>>
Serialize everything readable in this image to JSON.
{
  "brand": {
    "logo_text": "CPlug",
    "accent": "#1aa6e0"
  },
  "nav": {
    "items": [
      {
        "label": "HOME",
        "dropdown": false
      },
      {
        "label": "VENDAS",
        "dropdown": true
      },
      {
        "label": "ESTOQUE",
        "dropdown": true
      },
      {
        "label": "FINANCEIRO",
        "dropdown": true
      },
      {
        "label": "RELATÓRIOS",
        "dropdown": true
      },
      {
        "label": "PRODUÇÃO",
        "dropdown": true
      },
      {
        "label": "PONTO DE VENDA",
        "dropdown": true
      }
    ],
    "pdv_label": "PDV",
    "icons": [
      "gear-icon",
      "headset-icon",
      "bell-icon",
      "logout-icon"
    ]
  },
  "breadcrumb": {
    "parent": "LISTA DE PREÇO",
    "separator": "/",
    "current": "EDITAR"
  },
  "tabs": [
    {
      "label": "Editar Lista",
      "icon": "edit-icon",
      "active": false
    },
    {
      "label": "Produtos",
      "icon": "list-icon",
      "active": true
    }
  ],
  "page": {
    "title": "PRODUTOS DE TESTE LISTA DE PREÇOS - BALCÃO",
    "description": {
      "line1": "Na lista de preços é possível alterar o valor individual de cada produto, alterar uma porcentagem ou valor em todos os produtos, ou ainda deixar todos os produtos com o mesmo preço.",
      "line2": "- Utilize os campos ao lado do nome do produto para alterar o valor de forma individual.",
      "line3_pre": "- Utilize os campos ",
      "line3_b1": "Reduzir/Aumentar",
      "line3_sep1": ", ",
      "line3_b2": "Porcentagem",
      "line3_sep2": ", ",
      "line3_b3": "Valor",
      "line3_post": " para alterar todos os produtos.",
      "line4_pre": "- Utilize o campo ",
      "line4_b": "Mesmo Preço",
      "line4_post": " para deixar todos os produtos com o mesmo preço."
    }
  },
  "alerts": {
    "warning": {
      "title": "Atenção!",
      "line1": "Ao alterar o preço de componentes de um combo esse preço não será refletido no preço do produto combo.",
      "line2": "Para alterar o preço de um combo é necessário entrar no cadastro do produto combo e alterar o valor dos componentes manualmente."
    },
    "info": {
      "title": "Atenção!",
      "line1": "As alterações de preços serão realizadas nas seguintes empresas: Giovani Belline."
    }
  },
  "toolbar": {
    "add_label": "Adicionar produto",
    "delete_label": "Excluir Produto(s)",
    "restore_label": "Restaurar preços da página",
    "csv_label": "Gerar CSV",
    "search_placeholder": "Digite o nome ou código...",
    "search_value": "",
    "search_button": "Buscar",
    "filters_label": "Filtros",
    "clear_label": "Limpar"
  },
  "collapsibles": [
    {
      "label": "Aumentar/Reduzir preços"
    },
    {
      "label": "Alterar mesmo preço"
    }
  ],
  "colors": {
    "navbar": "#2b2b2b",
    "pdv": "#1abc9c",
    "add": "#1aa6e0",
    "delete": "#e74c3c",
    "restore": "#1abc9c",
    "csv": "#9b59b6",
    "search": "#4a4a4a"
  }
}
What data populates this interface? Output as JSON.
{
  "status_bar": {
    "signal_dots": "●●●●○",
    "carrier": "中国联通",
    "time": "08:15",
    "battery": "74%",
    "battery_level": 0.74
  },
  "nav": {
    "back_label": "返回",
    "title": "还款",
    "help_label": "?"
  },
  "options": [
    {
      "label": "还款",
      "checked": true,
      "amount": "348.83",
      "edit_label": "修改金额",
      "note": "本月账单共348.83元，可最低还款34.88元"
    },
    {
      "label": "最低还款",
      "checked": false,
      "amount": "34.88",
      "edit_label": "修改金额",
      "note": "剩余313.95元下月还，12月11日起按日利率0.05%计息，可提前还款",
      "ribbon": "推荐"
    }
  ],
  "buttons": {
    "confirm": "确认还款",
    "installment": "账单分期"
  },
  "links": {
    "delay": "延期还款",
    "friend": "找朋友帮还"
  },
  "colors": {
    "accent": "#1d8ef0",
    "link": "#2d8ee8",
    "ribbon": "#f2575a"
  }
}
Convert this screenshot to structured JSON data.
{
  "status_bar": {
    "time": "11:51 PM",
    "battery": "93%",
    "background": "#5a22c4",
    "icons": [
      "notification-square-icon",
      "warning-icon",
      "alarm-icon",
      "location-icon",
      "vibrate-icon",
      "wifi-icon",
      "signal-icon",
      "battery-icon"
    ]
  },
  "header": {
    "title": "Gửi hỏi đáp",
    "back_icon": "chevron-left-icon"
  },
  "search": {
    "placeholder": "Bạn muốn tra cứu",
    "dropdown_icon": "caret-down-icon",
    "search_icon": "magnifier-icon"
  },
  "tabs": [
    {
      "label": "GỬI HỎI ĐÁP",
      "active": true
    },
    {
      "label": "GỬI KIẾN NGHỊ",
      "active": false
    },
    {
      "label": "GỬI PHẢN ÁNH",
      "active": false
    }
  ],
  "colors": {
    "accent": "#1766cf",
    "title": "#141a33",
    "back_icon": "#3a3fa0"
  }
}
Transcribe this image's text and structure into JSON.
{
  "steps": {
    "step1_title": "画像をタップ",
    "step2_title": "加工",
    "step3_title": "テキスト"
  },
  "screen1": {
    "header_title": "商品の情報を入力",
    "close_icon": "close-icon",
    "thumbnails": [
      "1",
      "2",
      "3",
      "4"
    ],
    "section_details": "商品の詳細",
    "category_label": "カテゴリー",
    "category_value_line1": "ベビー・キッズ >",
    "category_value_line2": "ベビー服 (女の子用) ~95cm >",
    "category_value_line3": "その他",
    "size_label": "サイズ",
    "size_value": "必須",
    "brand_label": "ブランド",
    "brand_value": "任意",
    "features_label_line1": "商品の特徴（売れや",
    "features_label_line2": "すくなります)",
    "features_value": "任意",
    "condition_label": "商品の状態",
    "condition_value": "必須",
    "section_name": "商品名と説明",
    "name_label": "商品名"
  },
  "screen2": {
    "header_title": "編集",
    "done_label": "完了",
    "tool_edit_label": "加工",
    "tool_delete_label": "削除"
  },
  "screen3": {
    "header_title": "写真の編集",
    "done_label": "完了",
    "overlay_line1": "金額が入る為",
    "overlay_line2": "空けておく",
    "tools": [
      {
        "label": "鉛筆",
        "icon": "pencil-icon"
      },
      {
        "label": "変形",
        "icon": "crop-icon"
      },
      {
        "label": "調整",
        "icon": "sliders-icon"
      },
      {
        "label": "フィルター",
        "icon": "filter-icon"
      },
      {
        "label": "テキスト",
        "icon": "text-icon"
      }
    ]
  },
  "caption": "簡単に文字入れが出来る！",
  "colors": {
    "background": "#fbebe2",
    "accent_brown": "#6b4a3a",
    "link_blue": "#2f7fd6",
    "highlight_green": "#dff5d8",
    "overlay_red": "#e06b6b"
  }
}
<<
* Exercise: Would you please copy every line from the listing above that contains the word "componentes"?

* Answer space:
      "line1": "Ao alterar o preço de componentes de um combo esse preço não será refletido no preço do produto combo.",
      "line2": "Para alterar o preço de um combo é necessário entrar no cadastro do produto combo e alterar o valor dos componentes manualmente."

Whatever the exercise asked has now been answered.